*Task to complete*
The word "image" occurs in some lines of the data. Return each such line.

Website and app data records:
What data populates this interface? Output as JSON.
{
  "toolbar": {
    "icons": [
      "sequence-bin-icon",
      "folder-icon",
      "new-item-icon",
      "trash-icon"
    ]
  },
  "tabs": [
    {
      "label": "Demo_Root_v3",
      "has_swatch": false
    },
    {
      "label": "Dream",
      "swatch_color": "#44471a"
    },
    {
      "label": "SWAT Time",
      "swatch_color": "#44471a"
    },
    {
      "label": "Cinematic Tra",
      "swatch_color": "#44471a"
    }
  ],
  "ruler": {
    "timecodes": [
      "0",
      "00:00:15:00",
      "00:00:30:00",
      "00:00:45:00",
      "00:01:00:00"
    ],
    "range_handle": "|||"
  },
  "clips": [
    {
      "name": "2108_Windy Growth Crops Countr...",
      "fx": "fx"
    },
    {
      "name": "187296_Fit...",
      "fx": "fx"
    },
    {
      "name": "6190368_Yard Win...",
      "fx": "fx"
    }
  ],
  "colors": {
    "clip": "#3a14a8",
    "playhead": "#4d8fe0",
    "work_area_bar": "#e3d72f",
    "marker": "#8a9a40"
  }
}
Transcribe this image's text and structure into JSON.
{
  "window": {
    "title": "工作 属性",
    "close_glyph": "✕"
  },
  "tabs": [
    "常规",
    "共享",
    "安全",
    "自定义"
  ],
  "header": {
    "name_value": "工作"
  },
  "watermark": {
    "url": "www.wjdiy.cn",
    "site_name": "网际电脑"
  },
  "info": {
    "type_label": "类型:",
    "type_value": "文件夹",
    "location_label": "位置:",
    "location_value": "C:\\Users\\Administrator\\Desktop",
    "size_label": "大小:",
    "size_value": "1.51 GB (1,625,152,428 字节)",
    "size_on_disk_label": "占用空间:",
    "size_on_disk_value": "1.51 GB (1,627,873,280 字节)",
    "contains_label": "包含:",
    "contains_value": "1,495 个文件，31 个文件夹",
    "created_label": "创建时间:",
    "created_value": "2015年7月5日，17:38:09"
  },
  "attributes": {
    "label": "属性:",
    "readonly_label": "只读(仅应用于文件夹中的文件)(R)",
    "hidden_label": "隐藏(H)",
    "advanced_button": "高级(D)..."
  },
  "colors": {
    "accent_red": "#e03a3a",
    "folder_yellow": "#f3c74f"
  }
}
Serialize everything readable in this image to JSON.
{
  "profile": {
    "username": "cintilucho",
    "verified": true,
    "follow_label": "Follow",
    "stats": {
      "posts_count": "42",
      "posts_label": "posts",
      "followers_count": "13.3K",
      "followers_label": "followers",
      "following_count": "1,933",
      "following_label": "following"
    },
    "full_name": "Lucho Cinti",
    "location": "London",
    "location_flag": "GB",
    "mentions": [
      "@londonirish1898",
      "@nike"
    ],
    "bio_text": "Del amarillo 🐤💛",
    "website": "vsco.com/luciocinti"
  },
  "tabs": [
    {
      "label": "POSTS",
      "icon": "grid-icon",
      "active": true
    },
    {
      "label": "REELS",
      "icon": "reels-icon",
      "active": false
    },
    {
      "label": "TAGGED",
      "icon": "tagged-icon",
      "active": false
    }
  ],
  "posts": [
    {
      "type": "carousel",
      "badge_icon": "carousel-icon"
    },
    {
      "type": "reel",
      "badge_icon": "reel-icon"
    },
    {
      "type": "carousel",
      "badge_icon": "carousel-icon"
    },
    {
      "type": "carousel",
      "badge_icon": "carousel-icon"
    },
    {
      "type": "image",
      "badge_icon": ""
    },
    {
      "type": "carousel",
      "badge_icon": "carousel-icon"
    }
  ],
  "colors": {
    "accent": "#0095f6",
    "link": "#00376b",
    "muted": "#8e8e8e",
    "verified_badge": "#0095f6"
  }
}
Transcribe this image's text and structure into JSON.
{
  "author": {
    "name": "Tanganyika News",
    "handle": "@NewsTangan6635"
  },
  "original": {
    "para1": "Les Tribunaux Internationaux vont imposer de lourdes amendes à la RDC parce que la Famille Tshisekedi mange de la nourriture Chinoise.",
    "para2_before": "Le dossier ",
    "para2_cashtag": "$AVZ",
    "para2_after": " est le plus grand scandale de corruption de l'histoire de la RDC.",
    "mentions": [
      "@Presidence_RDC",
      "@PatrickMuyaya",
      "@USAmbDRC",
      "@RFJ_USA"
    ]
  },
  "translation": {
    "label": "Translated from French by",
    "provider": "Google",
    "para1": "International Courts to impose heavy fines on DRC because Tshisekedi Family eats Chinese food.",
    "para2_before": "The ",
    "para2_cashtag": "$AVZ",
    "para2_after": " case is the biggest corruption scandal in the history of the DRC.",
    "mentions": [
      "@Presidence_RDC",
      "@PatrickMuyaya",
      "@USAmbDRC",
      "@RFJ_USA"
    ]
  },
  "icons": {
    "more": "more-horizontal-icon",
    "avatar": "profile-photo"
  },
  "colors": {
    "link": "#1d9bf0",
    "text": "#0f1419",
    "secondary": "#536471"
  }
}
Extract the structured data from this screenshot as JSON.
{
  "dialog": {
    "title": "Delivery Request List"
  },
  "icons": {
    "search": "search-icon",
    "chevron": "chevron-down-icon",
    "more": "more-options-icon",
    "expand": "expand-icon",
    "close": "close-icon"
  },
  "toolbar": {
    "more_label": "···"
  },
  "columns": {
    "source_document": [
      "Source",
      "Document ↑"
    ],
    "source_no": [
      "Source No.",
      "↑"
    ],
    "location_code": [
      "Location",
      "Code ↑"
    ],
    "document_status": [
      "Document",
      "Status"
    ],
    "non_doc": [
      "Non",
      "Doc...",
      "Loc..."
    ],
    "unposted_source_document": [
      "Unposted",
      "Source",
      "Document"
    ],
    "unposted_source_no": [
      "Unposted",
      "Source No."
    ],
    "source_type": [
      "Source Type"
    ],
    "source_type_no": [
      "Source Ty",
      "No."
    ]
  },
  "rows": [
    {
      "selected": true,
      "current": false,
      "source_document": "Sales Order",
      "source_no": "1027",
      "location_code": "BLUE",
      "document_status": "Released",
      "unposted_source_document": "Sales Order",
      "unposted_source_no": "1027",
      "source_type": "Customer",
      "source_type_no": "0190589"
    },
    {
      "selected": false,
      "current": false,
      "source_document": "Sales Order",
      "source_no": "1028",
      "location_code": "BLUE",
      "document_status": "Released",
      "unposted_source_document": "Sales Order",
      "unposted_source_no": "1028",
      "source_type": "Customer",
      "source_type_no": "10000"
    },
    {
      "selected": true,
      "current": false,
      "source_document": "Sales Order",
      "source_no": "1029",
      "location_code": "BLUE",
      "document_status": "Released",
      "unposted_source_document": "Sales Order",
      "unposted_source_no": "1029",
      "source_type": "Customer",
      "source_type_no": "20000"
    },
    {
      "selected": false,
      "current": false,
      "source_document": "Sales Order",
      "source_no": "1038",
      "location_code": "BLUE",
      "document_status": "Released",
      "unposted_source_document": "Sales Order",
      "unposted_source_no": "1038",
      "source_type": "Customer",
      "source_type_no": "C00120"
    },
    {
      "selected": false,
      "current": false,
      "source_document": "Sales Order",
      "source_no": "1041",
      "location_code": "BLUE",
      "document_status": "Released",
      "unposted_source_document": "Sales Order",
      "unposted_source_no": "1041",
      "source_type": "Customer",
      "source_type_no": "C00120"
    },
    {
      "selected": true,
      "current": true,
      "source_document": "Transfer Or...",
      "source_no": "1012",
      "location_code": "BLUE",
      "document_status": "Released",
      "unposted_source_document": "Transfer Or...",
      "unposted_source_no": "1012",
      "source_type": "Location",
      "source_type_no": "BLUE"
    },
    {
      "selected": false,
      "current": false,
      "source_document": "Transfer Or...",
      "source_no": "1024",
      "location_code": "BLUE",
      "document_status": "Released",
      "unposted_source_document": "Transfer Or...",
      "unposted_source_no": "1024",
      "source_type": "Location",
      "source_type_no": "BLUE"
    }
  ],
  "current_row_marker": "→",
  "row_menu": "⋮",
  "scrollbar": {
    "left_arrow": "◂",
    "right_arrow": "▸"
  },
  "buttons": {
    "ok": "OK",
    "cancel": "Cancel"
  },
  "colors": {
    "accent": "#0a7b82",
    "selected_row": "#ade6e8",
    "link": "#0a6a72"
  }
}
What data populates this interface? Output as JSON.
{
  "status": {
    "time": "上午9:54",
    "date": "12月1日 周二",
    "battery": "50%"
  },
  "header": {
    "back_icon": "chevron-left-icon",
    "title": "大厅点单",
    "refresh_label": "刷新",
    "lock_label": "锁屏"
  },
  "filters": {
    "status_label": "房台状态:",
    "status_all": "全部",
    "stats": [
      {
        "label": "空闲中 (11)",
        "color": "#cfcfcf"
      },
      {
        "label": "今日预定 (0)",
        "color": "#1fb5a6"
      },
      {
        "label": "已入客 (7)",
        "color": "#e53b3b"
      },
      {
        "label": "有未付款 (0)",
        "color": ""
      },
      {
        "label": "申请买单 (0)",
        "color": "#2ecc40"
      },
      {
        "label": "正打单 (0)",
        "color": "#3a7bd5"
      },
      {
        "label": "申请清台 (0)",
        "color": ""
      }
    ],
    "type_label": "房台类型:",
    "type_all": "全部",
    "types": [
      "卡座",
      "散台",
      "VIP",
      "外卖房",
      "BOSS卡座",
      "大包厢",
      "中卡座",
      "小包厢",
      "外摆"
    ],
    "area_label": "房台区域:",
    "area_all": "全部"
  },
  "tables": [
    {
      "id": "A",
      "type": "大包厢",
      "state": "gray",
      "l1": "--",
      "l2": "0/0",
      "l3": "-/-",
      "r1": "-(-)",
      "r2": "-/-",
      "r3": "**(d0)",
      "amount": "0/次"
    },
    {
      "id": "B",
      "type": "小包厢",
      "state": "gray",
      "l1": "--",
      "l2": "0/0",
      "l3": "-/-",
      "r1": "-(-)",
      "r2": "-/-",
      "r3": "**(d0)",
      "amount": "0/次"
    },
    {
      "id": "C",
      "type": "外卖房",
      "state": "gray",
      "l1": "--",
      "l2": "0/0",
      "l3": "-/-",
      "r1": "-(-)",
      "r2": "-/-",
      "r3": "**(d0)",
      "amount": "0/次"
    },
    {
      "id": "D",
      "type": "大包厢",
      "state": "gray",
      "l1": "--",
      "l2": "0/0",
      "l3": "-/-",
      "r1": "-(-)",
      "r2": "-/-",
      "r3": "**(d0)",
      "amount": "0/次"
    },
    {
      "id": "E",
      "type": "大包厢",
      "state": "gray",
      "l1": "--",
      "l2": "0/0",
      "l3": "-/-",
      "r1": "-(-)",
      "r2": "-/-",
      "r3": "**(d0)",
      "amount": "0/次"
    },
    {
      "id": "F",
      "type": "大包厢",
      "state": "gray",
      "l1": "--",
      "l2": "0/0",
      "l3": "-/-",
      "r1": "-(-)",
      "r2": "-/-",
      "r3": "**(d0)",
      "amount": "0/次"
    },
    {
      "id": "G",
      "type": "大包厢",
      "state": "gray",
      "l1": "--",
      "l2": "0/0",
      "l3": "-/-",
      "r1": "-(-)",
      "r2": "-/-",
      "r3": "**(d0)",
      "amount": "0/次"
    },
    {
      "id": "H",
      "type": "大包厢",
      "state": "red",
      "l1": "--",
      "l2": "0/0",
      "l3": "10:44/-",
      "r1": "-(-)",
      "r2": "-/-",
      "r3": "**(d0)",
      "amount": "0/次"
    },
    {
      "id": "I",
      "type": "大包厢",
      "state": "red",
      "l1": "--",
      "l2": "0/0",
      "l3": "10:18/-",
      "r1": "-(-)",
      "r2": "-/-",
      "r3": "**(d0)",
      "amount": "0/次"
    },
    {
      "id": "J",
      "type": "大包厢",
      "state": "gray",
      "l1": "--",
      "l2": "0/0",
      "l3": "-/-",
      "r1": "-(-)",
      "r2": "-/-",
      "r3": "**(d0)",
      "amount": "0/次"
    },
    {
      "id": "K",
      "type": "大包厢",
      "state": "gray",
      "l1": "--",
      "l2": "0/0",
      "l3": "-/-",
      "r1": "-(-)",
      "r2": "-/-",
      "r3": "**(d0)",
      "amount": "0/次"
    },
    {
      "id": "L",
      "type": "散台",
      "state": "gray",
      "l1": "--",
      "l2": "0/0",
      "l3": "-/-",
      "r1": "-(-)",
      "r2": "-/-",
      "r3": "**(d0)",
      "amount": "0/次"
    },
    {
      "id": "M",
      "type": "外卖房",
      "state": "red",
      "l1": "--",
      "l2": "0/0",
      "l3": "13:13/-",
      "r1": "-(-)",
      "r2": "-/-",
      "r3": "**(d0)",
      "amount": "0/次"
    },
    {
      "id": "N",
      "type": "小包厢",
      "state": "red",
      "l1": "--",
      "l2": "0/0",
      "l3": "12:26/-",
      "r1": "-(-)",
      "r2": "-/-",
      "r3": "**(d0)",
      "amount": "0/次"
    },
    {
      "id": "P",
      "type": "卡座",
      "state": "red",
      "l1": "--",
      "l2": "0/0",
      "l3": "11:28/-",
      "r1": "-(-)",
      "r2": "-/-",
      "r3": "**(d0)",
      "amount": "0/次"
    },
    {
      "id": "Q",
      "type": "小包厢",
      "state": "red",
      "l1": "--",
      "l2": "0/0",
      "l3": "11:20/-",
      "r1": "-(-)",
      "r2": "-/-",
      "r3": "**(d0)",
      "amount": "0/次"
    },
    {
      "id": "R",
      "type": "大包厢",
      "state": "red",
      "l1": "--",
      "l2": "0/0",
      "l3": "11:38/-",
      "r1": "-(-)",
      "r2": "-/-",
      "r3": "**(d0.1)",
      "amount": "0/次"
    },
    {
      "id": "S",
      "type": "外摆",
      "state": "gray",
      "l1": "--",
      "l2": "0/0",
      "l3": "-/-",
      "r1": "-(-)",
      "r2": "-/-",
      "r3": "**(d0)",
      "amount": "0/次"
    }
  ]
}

*Written reply*
Transcribe this image's text and structure into JSON.
Serialize everything readable in this image to JSON.
      "type": "image",
Transcribe this image's text and structure into JSON.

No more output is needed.